Requirement -
In the entries below, copy only the lines from the one that contains "Enumerate this screenshot's" through the last line, exactly, and omit any pictures.

Records contained in a dataset:
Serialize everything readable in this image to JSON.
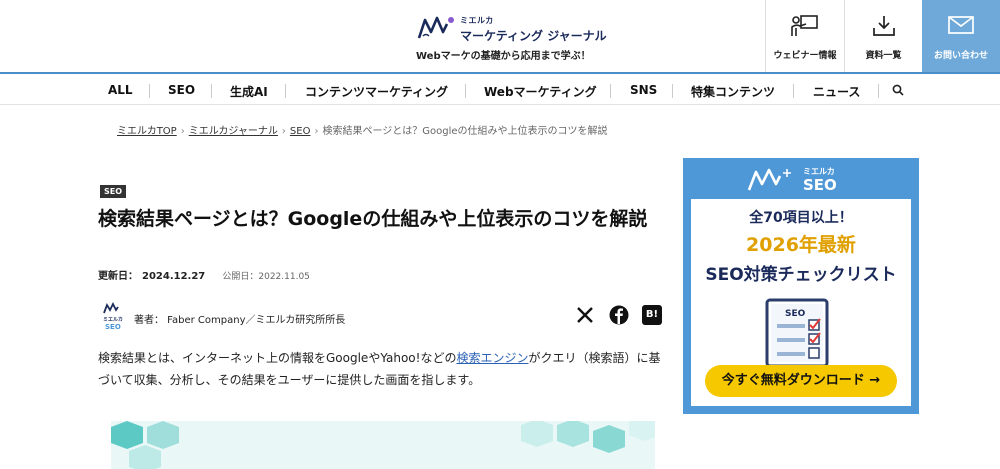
{
  "header": {
    "logo_small": "ミエルカ",
    "logo_main": "マーケティング ジャーナル",
    "tagline": "Webマーケの基礎から応用まで学ぶ！",
    "buttons": [
      {
        "label": "ウェビナー情報",
        "icon": "presenter-icon"
      },
      {
        "label": "資料一覧",
        "icon": "download-icon"
      },
      {
        "label": "お問い合わせ",
        "icon": "mail-icon"
      }
    ],
    "accent": "#6fa9d9"
  },
  "nav": {
    "items": [
      "ALL",
      "SEO",
      "生成AI",
      "コンテンツマーケティング",
      "Webマーケティング",
      "SNS",
      "特集コンテンツ",
      "ニュース"
    ],
    "search_icon": "search-icon"
  },
  "breadcrumb": {
    "items": [
      "ミエルカTOP",
      "ミエルカジャーナル",
      "SEO"
    ],
    "current": "検索結果ページとは？Googleの仕組みや上位表示のコツを解説"
  },
  "article": {
    "tag": "SEO",
    "title": "検索結果ページとは？Googleの仕組みや上位表示のコツを解説",
    "updated_label": "更新日：",
    "updated_date": "2024.12.27",
    "published_label": "公開日：",
    "published_date": "2022.11.05",
    "author_logo_text": "ミエルカ SEO",
    "author": "著者： Faber Company／ミエルカ研究所所長",
    "share_icons": [
      "x-icon",
      "facebook-icon",
      "hatena-bookmark-icon"
    ],
    "share_labels": [
      "B!"
    ],
    "intro_before": "検索結果とは、インターネット上の情報をGoogleやYahoo!などの",
    "intro_link": "検索エンジン",
    "intro_after": "がクエリ（検索語）に基づいて収集、分析し、その結果をユーザーに提供した画面を指します。"
  },
  "banner": {
    "logo_small": "ミエルカ",
    "logo_seo": "SEO",
    "line1": "全70項目以上！",
    "line2": "2026年最新",
    "line3": "SEO対策チェックリスト",
    "doc_label": "SEO",
    "cta": "今すぐ無料ダウンロード →",
    "bg": "#4f98d8",
    "cta_color": "#f5c800"
  }
}
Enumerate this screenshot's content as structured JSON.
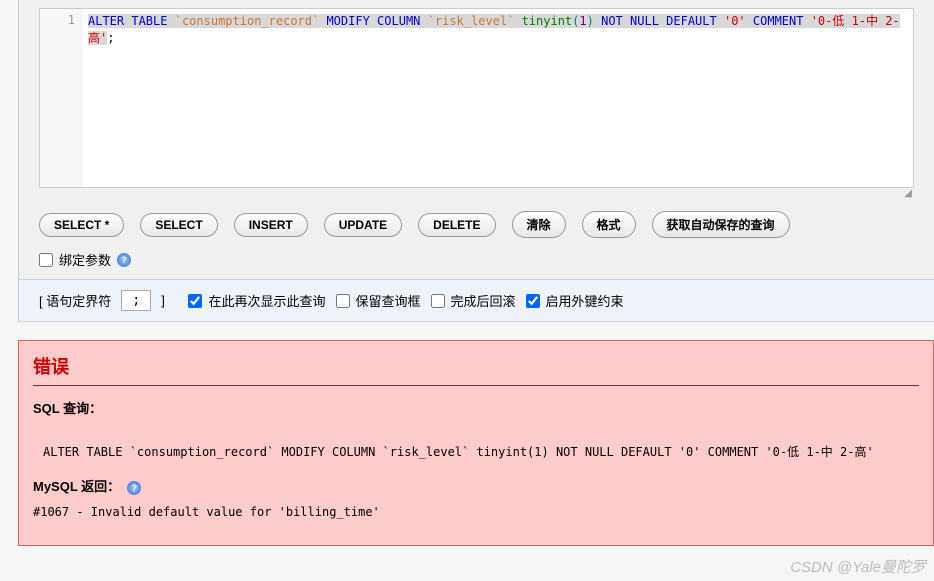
{
  "editor": {
    "line_number": "1",
    "tokens": {
      "alter": "ALTER",
      "table": "TABLE",
      "tablename": "`consumption_record`",
      "modify": "MODIFY",
      "column": "COLUMN",
      "colname": "`risk_level`",
      "tinyint": "tinyint",
      "paren_open": "(",
      "one": "1",
      "paren_close": ")",
      "not": "NOT",
      "null": "NULL",
      "default": "DEFAULT",
      "zero": "'0'",
      "comment": "COMMENT",
      "commentval": "'0-低 1-中 2-高'",
      "semi": ";"
    }
  },
  "buttons": {
    "select_star": "SELECT *",
    "select": "SELECT",
    "insert": "INSERT",
    "update": "UPDATE",
    "delete": "DELETE",
    "clear": "清除",
    "format": "格式",
    "autosave": "获取自动保存的查询"
  },
  "bind_params": "绑定参数",
  "options": {
    "delimiter_label_open": "[ 语句定界符",
    "delimiter_value": ";",
    "delimiter_label_close": "]",
    "show_again": "在此再次显示此查询",
    "keep_box": "保留查询框",
    "rollback": "完成后回滚",
    "fk": "启用外键约束"
  },
  "error": {
    "title": "错误",
    "sql_label": "SQL 查询：",
    "sql_text": "ALTER TABLE `consumption_record` MODIFY COLUMN `risk_level` tinyint(1) NOT NULL DEFAULT '0' COMMENT '0-低 1-中 2-高'",
    "mysql_label": "MySQL 返回：",
    "message": "#1067 - Invalid default value for 'billing_time'"
  },
  "watermark": "CSDN @Yale曼陀罗"
}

Answer area -
Enumerate this screenshot's content as structured JSON.
{
  "editor": {
    "line_number": "1",
    "tokens": {
      "alter": "ALTER",
      "table": "TABLE",
      "tablename": "`consumption_record`",
      "modify": "MODIFY",
      "column": "COLUMN",
      "colname": "`risk_level`",
      "tinyint": "tinyint",
      "paren_open": "(",
      "one": "1",
      "paren_close": ")",
      "not": "NOT",
      "null": "NULL",
      "default": "DEFAULT",
      "zero": "'0'",
      "comment": "COMMENT",
      "commentval": "'0-低 1-中 2-高'",
      "semi": ";"
    }
  },
  "buttons": {
    "select_star": "SELECT *",
    "select": "SELECT",
    "insert": "INSERT",
    "update": "UPDATE",
    "delete": "DELETE",
    "clear": "清除",
    "format": "格式",
    "autosave": "获取自动保存的查询"
  },
  "bind_params": "绑定参数",
  "options": {
    "delimiter_label_open": "[ 语句定界符",
    "delimiter_value": ";",
    "delimiter_label_close": "]",
    "show_again": "在此再次显示此查询",
    "keep_box": "保留查询框",
    "rollback": "完成后回滚",
    "fk": "启用外键约束"
  },
  "error": {
    "title": "错误",
    "sql_label": "SQL 查询：",
    "sql_text": "ALTER TABLE `consumption_record` MODIFY COLUMN `risk_level` tinyint(1) NOT NULL DEFAULT '0' COMMENT '0-低 1-中 2-高'",
    "mysql_label": "MySQL 返回：",
    "message": "#1067 - Invalid default value for 'billing_time'"
  },
  "watermark": "CSDN @Yale曼陀罗"
}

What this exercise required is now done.